- [WORK ITEM] Print the records below exactly, leaving out nothing.

Entries from a dataset of interfaces:
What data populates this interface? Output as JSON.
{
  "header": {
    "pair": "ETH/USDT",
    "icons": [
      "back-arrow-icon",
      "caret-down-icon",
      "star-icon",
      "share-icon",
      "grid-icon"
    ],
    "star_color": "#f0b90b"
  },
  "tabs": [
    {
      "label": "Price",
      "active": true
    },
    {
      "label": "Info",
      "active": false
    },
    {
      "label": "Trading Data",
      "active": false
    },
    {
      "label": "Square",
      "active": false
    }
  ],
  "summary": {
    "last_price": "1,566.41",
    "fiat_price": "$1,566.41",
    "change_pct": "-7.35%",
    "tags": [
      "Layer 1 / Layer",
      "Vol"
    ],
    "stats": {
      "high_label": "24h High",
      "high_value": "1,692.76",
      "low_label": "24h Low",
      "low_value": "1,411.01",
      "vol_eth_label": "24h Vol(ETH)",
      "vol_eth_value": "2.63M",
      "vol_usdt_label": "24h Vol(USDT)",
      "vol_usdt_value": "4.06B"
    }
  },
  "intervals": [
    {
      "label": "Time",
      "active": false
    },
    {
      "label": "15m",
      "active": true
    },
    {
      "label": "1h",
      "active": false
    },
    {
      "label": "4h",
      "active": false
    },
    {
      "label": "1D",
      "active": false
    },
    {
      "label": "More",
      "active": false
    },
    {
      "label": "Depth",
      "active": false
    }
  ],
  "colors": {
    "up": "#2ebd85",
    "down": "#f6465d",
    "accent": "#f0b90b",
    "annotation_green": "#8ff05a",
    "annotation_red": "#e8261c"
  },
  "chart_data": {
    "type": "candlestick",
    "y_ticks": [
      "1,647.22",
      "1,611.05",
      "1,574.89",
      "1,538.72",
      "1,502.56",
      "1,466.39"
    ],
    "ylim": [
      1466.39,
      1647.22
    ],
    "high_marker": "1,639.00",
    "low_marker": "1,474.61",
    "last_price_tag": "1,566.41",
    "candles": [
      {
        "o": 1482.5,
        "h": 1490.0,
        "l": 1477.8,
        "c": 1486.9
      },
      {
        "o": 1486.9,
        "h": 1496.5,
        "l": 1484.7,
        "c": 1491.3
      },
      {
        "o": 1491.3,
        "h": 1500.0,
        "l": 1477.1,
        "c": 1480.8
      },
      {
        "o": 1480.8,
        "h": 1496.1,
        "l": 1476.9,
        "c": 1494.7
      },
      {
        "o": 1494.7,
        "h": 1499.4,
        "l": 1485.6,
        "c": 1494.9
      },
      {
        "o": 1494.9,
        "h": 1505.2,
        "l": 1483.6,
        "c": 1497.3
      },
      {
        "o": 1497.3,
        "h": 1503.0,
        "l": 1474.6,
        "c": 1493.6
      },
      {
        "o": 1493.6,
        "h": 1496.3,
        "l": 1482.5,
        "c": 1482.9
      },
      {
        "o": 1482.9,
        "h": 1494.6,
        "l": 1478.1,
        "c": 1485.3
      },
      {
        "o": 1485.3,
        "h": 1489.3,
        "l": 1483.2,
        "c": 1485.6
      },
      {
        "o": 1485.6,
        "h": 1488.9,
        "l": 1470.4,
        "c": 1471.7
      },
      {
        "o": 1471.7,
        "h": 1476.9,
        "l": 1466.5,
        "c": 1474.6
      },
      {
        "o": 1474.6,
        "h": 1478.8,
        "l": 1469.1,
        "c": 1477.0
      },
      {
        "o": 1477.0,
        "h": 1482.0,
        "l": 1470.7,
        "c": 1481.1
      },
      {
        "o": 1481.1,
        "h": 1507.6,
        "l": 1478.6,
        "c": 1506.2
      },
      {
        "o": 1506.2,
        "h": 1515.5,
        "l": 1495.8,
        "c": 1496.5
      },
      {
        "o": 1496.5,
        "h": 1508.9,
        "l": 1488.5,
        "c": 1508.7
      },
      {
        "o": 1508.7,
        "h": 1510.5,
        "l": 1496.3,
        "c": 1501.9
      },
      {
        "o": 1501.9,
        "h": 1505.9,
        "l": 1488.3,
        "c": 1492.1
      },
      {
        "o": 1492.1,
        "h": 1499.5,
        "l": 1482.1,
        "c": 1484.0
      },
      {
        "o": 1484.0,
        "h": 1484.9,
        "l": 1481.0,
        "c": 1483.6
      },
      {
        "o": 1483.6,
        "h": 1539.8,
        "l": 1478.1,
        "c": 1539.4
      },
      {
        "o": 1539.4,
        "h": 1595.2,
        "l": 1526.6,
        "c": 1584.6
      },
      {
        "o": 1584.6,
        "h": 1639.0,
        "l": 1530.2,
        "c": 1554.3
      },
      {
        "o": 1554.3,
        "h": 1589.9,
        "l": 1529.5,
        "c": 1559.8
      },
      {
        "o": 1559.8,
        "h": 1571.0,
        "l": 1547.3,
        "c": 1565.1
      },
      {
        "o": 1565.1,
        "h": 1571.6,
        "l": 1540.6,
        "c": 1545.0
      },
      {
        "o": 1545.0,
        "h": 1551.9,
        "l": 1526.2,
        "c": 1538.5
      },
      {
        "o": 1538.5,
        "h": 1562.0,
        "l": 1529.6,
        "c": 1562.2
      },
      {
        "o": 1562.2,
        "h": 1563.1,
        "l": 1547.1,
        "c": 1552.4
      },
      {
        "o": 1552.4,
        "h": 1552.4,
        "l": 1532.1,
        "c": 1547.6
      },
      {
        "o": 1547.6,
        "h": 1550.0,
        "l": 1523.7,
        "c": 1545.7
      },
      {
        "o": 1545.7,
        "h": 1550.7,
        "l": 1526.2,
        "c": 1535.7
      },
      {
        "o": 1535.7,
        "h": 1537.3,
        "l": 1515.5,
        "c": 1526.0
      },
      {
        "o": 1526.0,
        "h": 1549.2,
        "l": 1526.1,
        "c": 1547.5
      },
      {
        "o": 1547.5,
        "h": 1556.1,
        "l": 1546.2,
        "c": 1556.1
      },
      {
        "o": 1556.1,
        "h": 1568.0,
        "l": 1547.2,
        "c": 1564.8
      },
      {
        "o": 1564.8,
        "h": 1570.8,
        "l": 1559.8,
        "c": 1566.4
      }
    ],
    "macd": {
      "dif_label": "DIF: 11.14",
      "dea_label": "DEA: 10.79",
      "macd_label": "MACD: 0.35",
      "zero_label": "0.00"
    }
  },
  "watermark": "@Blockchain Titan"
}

- [OUTPUT OF THE EXERCISE]
What data populates this interface? Output as JSON.
{
  "header": {
    "pair": "ETH/USDT",
    "icons": [
      "back-arrow-icon",
      "caret-down-icon",
      "star-icon",
      "share-icon",
      "grid-icon"
    ],
    "star_color": "#f0b90b"
  },
  "tabs": [
    {
      "label": "Price",
      "active": true
    },
    {
      "label": "Info",
      "active": false
    },
    {
      "label": "Trading Data",
      "active": false
    },
    {
      "label": "Square",
      "active": false
    }
  ],
  "summary": {
    "last_price": "1,566.41",
    "fiat_price": "$1,566.41",
    "change_pct": "-7.35%",
    "tags": [
      "Layer 1 / Layer",
      "Vol"
    ],
    "stats": {
      "high_label": "24h High",
      "high_value": "1,692.76",
      "low_label": "24h Low",
      "low_value": "1,411.01",
      "vol_eth_label": "24h Vol(ETH)",
      "vol_eth_value": "2.63M",
      "vol_usdt_label": "24h Vol(USDT)",
      "vol_usdt_value": "4.06B"
    }
  },
  "intervals": [
    {
      "label": "Time",
      "active": false
    },
    {
      "label": "15m",
      "active": true
    },
    {
      "label": "1h",
      "active": false
    },
    {
      "label": "4h",
      "active": false
    },
    {
      "label": "1D",
      "active": false
    },
    {
      "label": "More",
      "active": false
    },
    {
      "label": "Depth",
      "active": false
    }
  ],
  "colors": {
    "up": "#2ebd85",
    "down": "#f6465d",
    "accent": "#f0b90b",
    "annotation_green": "#8ff05a",
    "annotation_red": "#e8261c"
  },
  "chart_data": {
    "type": "candlestick",
    "y_ticks": [
      "1,647.22",
      "1,611.05",
      "1,574.89",
      "1,538.72",
      "1,502.56",
      "1,466.39"
    ],
    "ylim": [
      1466.39,
      1647.22
    ],
    "high_marker": "1,639.00",
    "low_marker": "1,474.61",
    "last_price_tag": "1,566.41",
    "candles": [
      {
        "o": 1482.5,
        "h": 1490.0,
        "l": 1477.8,
        "c": 1486.9
      },
      {
        "o": 1486.9,
        "h": 1496.5,
        "l": 1484.7,
        "c": 1491.3
      },
      {
        "o": 1491.3,
        "h": 1500.0,
        "l": 1477.1,
        "c": 1480.8
      },
      {
        "o": 1480.8,
        "h": 1496.1,
        "l": 1476.9,
        "c": 1494.7
      },
      {
        "o": 1494.7,
        "h": 1499.4,
        "l": 1485.6,
        "c": 1494.9
      },
      {
        "o": 1494.9,
        "h": 1505.2,
        "l": 1483.6,
        "c": 1497.3
      },
      {
        "o": 1497.3,
        "h": 1503.0,
        "l": 1474.6,
        "c": 1493.6
      },
      {
        "o": 1493.6,
        "h": 1496.3,
        "l": 1482.5,
        "c": 1482.9
      },
      {
        "o": 1482.9,
        "h": 1494.6,
        "l": 1478.1,
        "c": 1485.3
      },
      {
        "o": 1485.3,
        "h": 1489.3,
        "l": 1483.2,
        "c": 1485.6
      },
      {
        "o": 1485.6,
        "h": 1488.9,
        "l": 1470.4,
        "c": 1471.7
      },
      {
        "o": 1471.7,
        "h": 1476.9,
        "l": 1466.5,
        "c": 1474.6
      },
      {
        "o": 1474.6,
        "h": 1478.8,
        "l": 1469.1,
        "c": 1477.0
      },
      {
        "o": 1477.0,
        "h": 1482.0,
        "l": 1470.7,
        "c": 1481.1
      },
      {
        "o": 1481.1,
        "h": 1507.6,
        "l": 1478.6,
        "c": 1506.2
      },
      {
        "o": 1506.2,
        "h": 1515.5,
        "l": 1495.8,
        "c": 1496.5
      },
      {
        "o": 1496.5,
        "h": 1508.9,
        "l": 1488.5,
        "c": 1508.7
      },
      {
        "o": 1508.7,
        "h": 1510.5,
        "l": 1496.3,
        "c": 1501.9
      },
      {
        "o": 1501.9,
        "h": 1505.9,
        "l": 1488.3,
        "c": 1492.1
      },
      {
        "o": 1492.1,
        "h": 1499.5,
        "l": 1482.1,
        "c": 1484.0
      },
      {
        "o": 1484.0,
        "h": 1484.9,
        "l": 1481.0,
        "c": 1483.6
      },
      {
        "o": 1483.6,
        "h": 1539.8,
        "l": 1478.1,
        "c": 1539.4
      },
      {
        "o": 1539.4,
        "h": 1595.2,
        "l": 1526.6,
        "c": 1584.6
      },
      {
        "o": 1584.6,
        "h": 1639.0,
        "l": 1530.2,
        "c": 1554.3
      },
      {
        "o": 1554.3,
        "h": 1589.9,
        "l": 1529.5,
        "c": 1559.8
      },
      {
        "o": 1559.8,
        "h": 1571.0,
        "l": 1547.3,
        "c": 1565.1
      },
      {
        "o": 1565.1,
        "h": 1571.6,
        "l": 1540.6,
        "c": 1545.0
      },
      {
        "o": 1545.0,
        "h": 1551.9,
        "l": 1526.2,
        "c": 1538.5
      },
      {
        "o": 1538.5,
        "h": 1562.0,
        "l": 1529.6,
        "c": 1562.2
      },
      {
        "o": 1562.2,
        "h": 1563.1,
        "l": 1547.1,
        "c": 1552.4
      },
      {
        "o": 1552.4,
        "h": 1552.4,
        "l": 1532.1,
        "c": 1547.6
      },
      {
        "o": 1547.6,
        "h": 1550.0,
        "l": 1523.7,
        "c": 1545.7
      },
      {
        "o": 1545.7,
        "h": 1550.7,
        "l": 1526.2,
        "c": 1535.7
      },
      {
        "o": 1535.7,
        "h": 1537.3,
        "l": 1515.5,
        "c": 1526.0
      },
      {
        "o": 1526.0,
        "h": 1549.2,
        "l": 1526.1,
        "c": 1547.5
      },
      {
        "o": 1547.5,
        "h": 1556.1,
        "l": 1546.2,
        "c": 1556.1
      },
      {
        "o": 1556.1,
        "h": 1568.0,
        "l": 1547.2,
        "c": 1564.8
      },
      {
        "o": 1564.8,
        "h": 1570.8,
        "l": 1559.8,
        "c": 1566.4
      }
    ],
    "macd": {
      "dif_label": "DIF: 11.14",
      "dea_label": "DEA: 10.79",
      "macd_label": "MACD: 0.35",
      "zero_label": "0.00"
    }
  },
  "watermark": "@Blockchain Titan"
}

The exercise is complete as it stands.